(Data records for software interfaces)

◇ ◇ ◇ ◇ ◇ ◇ ◇

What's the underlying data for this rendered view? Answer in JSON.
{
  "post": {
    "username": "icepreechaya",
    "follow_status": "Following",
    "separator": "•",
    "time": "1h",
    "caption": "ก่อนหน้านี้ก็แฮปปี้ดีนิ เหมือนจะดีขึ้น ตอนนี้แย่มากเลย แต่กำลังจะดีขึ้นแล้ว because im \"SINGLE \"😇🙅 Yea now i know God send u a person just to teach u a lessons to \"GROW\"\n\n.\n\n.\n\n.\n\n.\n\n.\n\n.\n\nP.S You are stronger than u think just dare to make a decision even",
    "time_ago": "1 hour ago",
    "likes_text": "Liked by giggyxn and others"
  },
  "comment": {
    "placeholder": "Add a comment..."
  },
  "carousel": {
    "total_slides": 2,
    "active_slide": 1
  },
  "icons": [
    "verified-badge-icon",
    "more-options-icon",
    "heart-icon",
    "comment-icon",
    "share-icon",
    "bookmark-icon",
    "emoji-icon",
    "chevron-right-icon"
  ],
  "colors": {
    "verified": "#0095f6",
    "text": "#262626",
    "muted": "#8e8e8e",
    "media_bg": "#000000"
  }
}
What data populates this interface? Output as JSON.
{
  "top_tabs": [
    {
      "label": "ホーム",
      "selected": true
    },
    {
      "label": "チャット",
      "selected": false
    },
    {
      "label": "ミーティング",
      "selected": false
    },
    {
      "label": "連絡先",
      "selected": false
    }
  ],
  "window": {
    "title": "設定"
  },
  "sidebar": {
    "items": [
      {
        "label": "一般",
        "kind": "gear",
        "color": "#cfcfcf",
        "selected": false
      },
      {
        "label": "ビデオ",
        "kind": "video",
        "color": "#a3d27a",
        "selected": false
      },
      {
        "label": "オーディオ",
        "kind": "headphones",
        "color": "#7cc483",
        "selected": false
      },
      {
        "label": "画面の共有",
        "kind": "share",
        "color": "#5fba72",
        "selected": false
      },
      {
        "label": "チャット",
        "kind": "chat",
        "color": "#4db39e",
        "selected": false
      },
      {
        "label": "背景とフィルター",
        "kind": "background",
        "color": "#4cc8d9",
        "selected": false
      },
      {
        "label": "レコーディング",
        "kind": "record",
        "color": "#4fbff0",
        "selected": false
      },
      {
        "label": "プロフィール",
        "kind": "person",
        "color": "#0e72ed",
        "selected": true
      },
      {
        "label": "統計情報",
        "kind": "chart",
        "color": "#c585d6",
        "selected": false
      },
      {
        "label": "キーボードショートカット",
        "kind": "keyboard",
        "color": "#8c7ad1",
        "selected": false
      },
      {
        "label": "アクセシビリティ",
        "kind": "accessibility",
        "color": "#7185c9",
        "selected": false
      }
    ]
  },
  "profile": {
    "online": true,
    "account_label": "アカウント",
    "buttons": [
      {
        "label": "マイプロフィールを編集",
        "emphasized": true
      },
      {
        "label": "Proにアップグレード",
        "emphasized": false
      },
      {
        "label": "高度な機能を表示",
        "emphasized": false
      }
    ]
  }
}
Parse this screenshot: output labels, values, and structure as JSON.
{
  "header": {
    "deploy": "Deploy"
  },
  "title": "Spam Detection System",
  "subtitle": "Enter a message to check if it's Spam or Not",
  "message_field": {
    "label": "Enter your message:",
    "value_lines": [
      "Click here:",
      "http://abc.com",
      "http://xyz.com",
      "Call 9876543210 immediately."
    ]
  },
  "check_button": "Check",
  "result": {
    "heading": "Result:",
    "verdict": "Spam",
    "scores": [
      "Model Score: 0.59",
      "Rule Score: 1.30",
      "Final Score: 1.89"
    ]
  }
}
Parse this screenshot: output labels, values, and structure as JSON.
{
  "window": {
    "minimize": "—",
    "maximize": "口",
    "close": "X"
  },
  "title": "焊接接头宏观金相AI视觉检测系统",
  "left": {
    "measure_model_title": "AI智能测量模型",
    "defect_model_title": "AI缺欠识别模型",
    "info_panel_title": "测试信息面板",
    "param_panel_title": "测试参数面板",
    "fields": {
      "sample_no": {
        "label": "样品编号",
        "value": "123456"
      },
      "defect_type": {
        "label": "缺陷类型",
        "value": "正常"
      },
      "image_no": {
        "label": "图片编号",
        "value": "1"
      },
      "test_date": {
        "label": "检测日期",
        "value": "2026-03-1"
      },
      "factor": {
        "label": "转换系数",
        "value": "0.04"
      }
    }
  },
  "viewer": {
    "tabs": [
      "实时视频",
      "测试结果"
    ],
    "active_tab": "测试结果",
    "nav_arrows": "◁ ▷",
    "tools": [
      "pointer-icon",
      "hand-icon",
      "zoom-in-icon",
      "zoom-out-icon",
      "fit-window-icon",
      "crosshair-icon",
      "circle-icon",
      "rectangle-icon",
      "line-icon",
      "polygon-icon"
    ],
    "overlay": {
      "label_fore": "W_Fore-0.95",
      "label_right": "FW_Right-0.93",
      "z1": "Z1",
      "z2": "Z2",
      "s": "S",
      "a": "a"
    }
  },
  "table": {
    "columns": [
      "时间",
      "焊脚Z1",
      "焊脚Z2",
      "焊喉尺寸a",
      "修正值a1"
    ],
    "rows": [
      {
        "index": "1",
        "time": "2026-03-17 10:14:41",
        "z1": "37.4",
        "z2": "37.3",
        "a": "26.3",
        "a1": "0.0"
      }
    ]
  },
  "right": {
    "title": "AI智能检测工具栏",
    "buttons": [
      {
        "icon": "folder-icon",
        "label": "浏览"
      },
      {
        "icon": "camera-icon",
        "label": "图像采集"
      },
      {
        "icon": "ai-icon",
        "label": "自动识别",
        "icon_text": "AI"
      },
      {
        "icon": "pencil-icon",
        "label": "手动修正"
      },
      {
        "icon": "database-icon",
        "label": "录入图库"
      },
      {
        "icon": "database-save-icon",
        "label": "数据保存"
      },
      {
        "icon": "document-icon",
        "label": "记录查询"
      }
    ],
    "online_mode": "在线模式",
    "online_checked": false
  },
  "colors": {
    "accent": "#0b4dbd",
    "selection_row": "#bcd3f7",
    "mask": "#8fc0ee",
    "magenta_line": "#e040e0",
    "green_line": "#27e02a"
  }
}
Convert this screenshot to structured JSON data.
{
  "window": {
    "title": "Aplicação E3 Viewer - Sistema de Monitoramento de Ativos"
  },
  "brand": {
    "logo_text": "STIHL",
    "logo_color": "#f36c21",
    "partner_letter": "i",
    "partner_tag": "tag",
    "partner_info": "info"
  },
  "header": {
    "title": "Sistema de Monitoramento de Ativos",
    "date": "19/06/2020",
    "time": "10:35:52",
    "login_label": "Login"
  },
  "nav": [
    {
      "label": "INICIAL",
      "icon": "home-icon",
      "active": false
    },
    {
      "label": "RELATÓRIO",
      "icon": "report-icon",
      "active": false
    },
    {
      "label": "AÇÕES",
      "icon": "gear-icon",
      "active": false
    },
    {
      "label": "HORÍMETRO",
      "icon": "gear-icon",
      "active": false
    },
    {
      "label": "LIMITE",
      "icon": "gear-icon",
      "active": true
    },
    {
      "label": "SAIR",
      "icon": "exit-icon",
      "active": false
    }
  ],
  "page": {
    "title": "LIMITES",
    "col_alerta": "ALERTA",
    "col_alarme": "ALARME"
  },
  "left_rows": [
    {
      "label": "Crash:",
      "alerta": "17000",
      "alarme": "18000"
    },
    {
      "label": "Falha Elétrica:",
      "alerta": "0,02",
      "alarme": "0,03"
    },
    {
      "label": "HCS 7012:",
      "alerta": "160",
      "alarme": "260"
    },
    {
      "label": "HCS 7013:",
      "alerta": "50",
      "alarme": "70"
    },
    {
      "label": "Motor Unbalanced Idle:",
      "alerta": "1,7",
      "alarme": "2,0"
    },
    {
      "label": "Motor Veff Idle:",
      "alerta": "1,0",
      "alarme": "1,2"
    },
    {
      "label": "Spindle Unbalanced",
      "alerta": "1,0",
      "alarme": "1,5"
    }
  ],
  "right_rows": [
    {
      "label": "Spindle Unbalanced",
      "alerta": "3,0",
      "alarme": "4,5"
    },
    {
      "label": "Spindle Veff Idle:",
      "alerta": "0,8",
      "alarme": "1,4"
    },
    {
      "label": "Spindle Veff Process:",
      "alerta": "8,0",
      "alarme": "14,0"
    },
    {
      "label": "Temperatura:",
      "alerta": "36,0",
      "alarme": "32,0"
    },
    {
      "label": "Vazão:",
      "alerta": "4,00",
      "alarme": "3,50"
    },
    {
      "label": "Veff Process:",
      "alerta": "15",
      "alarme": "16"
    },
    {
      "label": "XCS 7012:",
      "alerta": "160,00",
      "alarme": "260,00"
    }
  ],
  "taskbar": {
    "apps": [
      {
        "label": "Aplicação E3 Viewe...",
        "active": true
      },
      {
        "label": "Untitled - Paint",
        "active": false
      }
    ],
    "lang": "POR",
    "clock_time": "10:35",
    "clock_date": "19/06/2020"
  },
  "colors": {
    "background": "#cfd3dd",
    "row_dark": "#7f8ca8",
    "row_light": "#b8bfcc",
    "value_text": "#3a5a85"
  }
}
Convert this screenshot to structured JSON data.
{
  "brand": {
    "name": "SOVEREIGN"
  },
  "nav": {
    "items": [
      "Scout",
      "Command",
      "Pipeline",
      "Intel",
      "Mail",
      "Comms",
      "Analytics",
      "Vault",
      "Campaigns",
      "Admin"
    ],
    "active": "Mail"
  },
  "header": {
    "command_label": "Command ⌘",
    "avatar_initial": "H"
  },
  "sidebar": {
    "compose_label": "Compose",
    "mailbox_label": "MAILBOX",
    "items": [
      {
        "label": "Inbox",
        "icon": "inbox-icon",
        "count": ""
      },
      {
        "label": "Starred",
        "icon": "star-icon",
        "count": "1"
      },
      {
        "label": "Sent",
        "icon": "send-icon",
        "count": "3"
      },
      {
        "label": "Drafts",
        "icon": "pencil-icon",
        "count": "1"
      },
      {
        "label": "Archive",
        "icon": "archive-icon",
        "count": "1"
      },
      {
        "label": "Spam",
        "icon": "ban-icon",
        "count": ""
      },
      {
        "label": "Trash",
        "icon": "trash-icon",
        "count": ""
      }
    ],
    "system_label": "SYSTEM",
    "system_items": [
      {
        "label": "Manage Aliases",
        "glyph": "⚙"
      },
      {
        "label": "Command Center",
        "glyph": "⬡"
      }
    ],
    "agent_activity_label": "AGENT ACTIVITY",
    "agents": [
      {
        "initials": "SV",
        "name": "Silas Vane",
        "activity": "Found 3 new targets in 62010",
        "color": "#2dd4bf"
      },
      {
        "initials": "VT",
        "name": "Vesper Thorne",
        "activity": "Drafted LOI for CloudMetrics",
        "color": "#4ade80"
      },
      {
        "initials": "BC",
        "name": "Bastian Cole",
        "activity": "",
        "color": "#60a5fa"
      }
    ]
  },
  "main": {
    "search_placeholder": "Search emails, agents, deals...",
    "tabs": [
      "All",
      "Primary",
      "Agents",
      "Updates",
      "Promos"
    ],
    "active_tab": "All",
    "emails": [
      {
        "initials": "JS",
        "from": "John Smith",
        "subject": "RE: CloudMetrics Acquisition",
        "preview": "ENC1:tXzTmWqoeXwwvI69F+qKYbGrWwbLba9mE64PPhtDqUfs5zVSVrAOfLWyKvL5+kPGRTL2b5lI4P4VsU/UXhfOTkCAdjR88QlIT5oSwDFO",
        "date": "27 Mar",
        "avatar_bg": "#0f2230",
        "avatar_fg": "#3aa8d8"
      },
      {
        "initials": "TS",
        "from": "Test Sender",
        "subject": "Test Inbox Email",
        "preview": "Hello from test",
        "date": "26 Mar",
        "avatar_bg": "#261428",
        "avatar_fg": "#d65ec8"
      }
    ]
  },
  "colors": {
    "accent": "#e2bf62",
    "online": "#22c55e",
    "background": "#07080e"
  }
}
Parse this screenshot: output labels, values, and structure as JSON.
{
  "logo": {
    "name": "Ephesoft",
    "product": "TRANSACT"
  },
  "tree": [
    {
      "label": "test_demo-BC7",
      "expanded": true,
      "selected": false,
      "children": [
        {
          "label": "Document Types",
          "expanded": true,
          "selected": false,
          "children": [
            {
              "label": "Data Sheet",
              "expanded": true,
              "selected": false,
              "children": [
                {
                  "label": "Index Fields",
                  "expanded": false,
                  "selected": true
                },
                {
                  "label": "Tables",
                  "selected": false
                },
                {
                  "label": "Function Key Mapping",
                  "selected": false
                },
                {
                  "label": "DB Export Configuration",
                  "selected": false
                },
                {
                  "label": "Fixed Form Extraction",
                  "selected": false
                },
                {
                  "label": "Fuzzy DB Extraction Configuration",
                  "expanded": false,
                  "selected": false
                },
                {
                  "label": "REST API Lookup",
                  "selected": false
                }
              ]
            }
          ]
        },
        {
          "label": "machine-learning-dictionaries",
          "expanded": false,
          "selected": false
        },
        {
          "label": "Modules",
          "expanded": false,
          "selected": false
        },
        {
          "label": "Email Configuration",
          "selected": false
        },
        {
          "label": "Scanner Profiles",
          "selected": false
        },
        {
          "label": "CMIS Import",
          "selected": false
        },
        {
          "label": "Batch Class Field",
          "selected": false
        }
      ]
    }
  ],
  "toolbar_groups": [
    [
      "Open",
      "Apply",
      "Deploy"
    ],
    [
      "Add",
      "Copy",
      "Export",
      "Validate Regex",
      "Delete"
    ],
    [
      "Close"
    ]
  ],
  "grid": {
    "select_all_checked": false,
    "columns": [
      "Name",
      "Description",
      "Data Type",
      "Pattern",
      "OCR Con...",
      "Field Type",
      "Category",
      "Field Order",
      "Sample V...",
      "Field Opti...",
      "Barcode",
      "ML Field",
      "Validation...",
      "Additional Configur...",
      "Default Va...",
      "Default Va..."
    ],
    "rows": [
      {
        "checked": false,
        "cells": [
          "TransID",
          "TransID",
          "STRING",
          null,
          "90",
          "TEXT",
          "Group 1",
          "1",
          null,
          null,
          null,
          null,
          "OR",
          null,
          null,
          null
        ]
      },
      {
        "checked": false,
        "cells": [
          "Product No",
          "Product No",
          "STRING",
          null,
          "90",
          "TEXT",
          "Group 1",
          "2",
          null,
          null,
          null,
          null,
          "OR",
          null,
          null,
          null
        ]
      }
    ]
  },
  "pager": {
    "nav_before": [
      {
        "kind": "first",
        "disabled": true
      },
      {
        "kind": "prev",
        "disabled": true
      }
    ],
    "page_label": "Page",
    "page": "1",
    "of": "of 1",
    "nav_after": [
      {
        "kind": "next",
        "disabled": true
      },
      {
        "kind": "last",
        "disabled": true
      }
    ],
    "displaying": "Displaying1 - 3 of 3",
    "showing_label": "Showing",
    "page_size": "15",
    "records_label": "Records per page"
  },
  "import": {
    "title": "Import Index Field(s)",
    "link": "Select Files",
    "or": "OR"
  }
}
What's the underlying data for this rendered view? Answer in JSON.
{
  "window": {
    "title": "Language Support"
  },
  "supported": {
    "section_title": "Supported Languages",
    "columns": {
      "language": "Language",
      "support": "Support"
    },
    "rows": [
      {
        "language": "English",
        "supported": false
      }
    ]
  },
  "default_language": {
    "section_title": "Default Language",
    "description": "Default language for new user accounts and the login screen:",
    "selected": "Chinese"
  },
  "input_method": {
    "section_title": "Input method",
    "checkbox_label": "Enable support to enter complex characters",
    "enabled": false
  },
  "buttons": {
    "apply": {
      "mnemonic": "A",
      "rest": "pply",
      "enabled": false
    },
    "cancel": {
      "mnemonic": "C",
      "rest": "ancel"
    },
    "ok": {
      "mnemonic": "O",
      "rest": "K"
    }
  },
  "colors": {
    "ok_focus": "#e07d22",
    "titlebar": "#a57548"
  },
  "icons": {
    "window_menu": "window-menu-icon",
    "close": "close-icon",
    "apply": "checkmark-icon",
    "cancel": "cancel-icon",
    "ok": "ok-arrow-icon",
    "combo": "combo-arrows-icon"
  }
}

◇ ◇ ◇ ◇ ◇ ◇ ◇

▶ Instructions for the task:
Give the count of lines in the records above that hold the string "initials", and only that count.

▶ Response area:
5